This note was originally published at 8am on December 07, 2012 for Hedgeye subscribers.
Reflexivity. Reflexivity asserts that prices do in fact influence the fundamentals and that these newly-influenced set of fundamentals then proceed to change expectations, thus influencing prices; the process continues in a self-reinforcing pattern.
Last night we celebrated another great year, our fifth, at our firm’s annual holiday party. Not thinking ahead, I agreed two days ago to write this morning’s Early Look. Keith was proactively managing risk, as usual.
Housing has been in the news a lot recently. A few days ago, Corelogic reported that home prices had risen 6.3% in October vs. the prior year, the fastest rate of growth in a long time. What’s more, Corelogic provides an early look into the following month – something they’ve been doing for the last few months – that showed November’s growth is even stronger at +7.1%. Those are some serious numbers. It’s no longer just Wall Street taking notice. Main Street is starting to pay attention too.
Housing is reflexive. I would argue it’s also a Giffen good. Giffen goods are things people buy more of when the price rises. To economists, Giffen goods are a paradox, something that should not/cannot exist. In fact, at one point in time, the only Giffen good thought to have ever existed was potatoes in Ireland during the Great Irish Potato Famine. Economists later published papers on why this wasn’t a Giffen good after all.

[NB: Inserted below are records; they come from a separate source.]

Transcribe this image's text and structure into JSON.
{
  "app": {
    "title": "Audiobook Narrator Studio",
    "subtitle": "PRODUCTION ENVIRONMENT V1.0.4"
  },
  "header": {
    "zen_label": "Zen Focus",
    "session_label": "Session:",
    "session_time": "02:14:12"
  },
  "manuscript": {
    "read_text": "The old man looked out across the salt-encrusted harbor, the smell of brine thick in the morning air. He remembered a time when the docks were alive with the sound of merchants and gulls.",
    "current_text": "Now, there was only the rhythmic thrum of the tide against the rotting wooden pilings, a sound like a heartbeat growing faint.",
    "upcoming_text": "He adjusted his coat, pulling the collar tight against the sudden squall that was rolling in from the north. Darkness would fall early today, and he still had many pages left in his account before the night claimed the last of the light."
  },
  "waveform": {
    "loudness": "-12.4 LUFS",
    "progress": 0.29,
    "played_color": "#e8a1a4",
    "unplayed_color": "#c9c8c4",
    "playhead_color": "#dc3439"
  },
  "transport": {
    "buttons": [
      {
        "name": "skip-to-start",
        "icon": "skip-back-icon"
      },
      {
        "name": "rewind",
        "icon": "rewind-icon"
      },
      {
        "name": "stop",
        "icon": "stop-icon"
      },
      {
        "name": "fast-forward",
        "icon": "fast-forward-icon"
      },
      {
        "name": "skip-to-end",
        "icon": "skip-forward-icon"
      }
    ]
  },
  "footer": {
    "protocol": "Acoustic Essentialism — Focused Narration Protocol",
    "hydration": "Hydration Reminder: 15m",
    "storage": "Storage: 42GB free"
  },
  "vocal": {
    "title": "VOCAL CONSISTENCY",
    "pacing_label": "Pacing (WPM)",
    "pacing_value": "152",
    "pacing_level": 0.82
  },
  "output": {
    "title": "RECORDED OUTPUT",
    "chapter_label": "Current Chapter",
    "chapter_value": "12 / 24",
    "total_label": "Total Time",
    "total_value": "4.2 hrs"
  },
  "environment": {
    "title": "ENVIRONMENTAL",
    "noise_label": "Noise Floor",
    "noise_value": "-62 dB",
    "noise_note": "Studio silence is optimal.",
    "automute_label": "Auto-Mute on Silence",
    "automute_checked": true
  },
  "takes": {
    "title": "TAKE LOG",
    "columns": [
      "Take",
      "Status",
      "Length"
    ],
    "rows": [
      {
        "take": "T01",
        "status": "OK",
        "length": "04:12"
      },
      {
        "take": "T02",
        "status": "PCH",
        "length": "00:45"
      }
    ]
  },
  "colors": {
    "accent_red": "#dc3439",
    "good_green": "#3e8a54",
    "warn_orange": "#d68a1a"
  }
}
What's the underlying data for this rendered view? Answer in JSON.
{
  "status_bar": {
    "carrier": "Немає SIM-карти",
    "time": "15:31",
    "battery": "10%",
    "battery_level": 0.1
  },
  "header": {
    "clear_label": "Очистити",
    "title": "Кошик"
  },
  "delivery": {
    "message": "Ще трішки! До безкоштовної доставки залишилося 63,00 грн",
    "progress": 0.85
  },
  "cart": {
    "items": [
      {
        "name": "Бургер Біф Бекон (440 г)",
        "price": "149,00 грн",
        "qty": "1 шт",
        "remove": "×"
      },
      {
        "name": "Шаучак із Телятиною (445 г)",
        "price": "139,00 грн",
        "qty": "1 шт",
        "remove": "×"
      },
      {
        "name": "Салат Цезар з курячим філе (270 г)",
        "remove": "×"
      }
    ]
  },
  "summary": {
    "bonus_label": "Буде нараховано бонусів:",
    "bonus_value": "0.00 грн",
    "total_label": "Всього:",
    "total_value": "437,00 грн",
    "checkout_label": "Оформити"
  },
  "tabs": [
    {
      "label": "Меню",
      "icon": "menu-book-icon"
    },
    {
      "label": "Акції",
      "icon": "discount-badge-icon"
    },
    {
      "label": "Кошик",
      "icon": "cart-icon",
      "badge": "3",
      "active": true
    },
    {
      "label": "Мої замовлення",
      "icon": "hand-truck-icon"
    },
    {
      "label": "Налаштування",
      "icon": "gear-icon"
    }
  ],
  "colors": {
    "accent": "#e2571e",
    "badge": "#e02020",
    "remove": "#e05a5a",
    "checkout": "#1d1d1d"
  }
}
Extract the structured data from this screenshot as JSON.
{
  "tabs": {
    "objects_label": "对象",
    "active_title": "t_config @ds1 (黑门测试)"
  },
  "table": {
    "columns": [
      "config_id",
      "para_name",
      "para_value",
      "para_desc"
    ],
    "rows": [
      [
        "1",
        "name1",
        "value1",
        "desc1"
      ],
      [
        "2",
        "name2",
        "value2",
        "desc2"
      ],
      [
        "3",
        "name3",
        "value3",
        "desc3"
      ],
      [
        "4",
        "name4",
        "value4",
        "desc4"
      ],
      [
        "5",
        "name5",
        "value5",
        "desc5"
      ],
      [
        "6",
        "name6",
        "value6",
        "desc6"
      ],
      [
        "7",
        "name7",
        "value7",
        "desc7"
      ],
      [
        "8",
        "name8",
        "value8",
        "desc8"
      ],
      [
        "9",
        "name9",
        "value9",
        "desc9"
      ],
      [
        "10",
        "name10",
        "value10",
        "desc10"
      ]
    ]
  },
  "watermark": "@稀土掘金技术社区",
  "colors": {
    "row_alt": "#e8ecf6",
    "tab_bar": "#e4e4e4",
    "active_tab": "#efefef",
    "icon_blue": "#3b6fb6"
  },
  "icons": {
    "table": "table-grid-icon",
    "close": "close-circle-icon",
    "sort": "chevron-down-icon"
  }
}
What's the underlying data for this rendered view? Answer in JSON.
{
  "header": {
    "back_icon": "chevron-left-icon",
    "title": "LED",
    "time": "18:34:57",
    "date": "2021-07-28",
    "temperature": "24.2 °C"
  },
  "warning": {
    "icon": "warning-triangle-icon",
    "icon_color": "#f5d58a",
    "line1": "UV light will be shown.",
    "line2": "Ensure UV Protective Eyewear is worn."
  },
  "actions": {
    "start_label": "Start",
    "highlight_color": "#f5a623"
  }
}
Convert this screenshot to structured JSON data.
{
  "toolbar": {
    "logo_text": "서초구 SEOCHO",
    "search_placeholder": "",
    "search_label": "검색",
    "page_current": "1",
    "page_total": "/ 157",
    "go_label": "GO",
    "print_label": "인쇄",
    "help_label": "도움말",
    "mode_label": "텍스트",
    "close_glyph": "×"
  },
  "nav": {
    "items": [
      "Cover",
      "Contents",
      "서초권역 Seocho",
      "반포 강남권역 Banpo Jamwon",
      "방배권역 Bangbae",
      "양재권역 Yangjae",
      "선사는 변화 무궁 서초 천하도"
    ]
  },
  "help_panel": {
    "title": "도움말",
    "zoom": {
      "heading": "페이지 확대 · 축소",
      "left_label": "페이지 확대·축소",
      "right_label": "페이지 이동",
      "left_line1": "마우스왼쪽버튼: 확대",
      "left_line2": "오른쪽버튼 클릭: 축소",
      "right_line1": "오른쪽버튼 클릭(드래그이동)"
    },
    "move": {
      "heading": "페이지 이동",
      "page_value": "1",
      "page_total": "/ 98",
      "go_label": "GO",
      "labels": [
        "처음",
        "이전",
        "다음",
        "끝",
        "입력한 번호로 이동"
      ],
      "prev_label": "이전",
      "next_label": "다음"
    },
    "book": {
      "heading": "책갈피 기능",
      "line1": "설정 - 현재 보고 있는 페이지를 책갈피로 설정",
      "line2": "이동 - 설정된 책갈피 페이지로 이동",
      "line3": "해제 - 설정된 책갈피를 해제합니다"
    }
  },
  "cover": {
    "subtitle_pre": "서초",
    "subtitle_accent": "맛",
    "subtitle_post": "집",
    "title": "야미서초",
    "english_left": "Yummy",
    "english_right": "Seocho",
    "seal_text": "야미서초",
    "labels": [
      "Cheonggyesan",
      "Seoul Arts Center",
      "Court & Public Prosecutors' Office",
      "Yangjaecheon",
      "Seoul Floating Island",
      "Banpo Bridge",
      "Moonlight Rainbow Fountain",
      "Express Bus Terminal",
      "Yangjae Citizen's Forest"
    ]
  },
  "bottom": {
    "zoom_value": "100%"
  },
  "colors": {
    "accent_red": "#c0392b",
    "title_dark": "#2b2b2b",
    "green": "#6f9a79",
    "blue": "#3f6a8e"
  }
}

Why would anyone buy more of something as the price rises? The short answer is because he or she expects the price to keep rising. Consider some empirical evidence from the housing market. In 1999, the median priced home in the U.S. cost $137,000. That same year, the Mortgage Bankers Association, or MBA, showed that demand for houses, as measured by their mortgage purchase applications index, stood at 276. Fast forward six years, and by 2005 the median priced U.S. home cost $218,000, an increase of 59%. Meanwhile, demand for homes had risen to 471 on the MBA index, an increase of 70%. Apparently, when houses cost 59% more, we choose to buy 70% more of them.
Fast forward another six years, to 2011, and median price had fallen to $165,000, a decline of 24%. Demand? Demand fell to 180, a drop of 62%. So, again, when houses cost 24% less, we bought 62% less of them. It’s pretty clear that housing is, at a most basic level, a Giffen good. Rising prices stoke greater demand, which fuels rising prices. That cycle, of course, works in reverse too.
So, whether it’s reflexive or a Giffen or a potato, it’s with this dynamic in mind that we’re hosting our 11am call this morning entitled “Could Housing’s Recovery Go Parabolic in 2013?” If you’d like to listen, email firstname.lastname@example.org.
Our contention is that housing’s positive momentum is accelerating. On the call we’ll explain the underappreciated role being played by falling rates, growing modifications, and the upside potential from credit easing. We’ll also be laying out our new home price models in the context of supply and demand across the three major markets: existing, new and distressed homes. Of course, we’ll also be flagging the stocks we see as major winners from this dynamic.
Taking a step back, it’s worth reminding investors why housing matters. My sector, Financials, is up 21.9% year-to-date. Bank of America is up 88% year-to-date and is trading at a new high for the year. While there are several reasons why, none is more important than the improvement we’ve seen in housing. Housing is still in the early stages of a secular recovery that will last for years. Similarly, Financials are in the early stages of their own recovery. 2012 has been a good year for both so far (after having endured five straight years of misery), and we expect more progress in 2013 fueled largely by housing.
Josh Steiner, CFA